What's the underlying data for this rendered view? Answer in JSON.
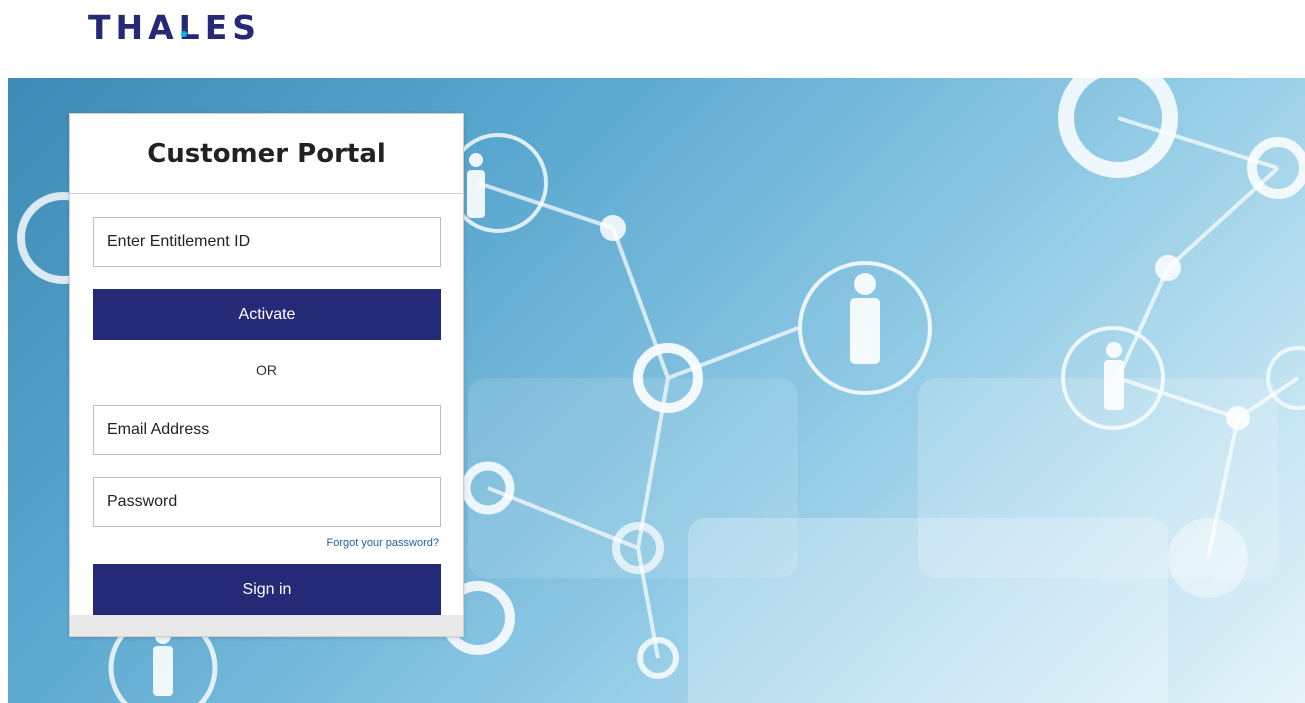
{
  "brand": {
    "logo_text": "THALES",
    "color": "#242a75",
    "accent": "#00bbdd"
  },
  "login_card": {
    "title": "Customer Portal",
    "entitlement": {
      "placeholder": "Enter Entitlement ID",
      "value": ""
    },
    "activate_label": "Activate",
    "separator": "OR",
    "email": {
      "placeholder": "Email Address",
      "value": ""
    },
    "password": {
      "placeholder": "Password",
      "value": ""
    },
    "forgot_label": "Forgot your password?",
    "signin_label": "Sign in",
    "button_color": "#242a75"
  },
  "hero": {
    "image_description_icon": "network-people-background"
  }
}
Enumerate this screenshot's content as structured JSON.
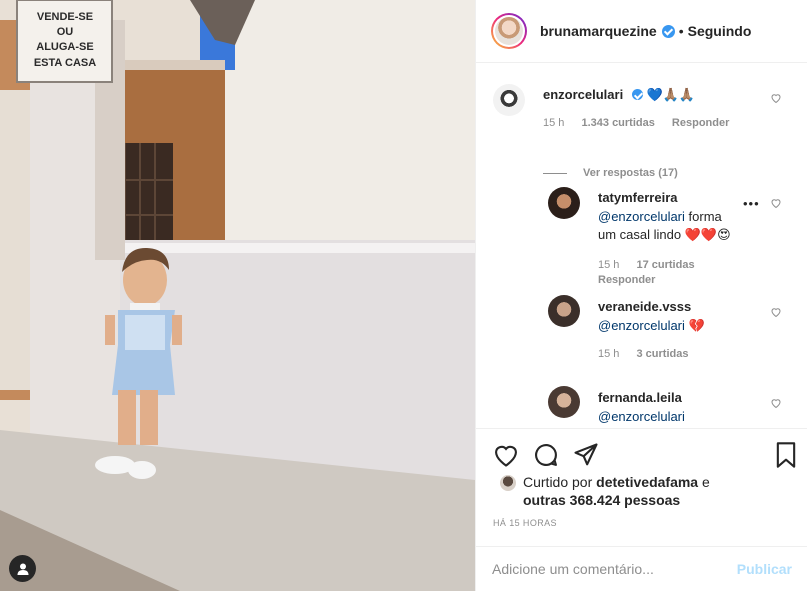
{
  "header": {
    "username": "brunamarquezine",
    "separator": "•",
    "follow_status": "Seguindo"
  },
  "photo": {
    "sign_lines": [
      "VENDE-SE",
      "OU",
      "ALUGA-SE",
      "ESTA CASA"
    ]
  },
  "comments": [
    {
      "username": "enzorcelulari",
      "text": "💙🙏🏽🙏🏽",
      "time": "15 h",
      "likes": "1.343 curtidas",
      "reply": "Responder",
      "view_replies": "Ver respostas (17)"
    },
    {
      "username": "tatymferreira",
      "mention": "@enzorcelulari",
      "text_line1": "forma",
      "text_line2": "um casal lindo ❤️❤️😍",
      "time": "15 h",
      "likes": "17 curtidas",
      "reply": "Responder",
      "more": "•••"
    },
    {
      "username": "veraneide.vsss",
      "mention": "@enzorcelulari",
      "text": "💔",
      "time": "15 h",
      "likes": "3 curtidas",
      "reply": "Responder"
    },
    {
      "username": "fernanda.leila",
      "mention": "@enzorcelulari"
    }
  ],
  "likes": {
    "prefix": "Curtido por",
    "user": "detetivedafama",
    "middle": "e",
    "others": "outras 368.424 pessoas"
  },
  "time_ago": "HÁ 15 HORAS",
  "add_comment": {
    "placeholder": "Adicione um comentário...",
    "publish": "Publicar"
  },
  "colors": {
    "verified": "#3897f0",
    "mention": "#00376b",
    "publish_disabled": "#b2dffc",
    "muted": "#8e8e8e"
  },
  "icons": [
    "heart-icon",
    "comment-icon",
    "share-icon",
    "bookmark-icon",
    "tag-user-icon",
    "verified-icon"
  ]
}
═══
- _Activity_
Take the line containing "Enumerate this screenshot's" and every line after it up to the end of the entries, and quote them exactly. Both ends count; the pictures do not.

- _Result_
Enumerate this screenshot's content as structured JSON.
{
  "header": {
    "username": "brunamarquezine",
    "separator": "•",
    "follow_status": "Seguindo"
  },
  "photo": {
    "sign_lines": [
      "VENDE-SE",
      "OU",
      "ALUGA-SE",
      "ESTA CASA"
    ]
  },
  "comments": [
    {
      "username": "enzorcelulari",
      "text": "💙🙏🏽🙏🏽",
      "time": "15 h",
      "likes": "1.343 curtidas",
      "reply": "Responder",
      "view_replies": "Ver respostas (17)"
    },
    {
      "username": "tatymferreira",
      "mention": "@enzorcelulari",
      "text_line1": "forma",
      "text_line2": "um casal lindo ❤️❤️😍",
      "time": "15 h",
      "likes": "17 curtidas",
      "reply": "Responder",
      "more": "•••"
    },
    {
      "username": "veraneide.vsss",
      "mention": "@enzorcelulari",
      "text": "💔",
      "time": "15 h",
      "likes": "3 curtidas",
      "reply": "Responder"
    },
    {
      "username": "fernanda.leila",
      "mention": "@enzorcelulari"
    }
  ],
  "likes": {
    "prefix": "Curtido por",
    "user": "detetivedafama",
    "middle": "e",
    "others": "outras 368.424 pessoas"
  },
  "time_ago": "HÁ 15 HORAS",
  "add_comment": {
    "placeholder": "Adicione um comentário...",
    "publish": "Publicar"
  },
  "colors": {
    "verified": "#3897f0",
    "mention": "#00376b",
    "publish_disabled": "#b2dffc",
    "muted": "#8e8e8e"
  },
  "icons": [
    "heart-icon",
    "comment-icon",
    "share-icon",
    "bookmark-icon",
    "tag-user-icon",
    "verified-icon"
  ]
}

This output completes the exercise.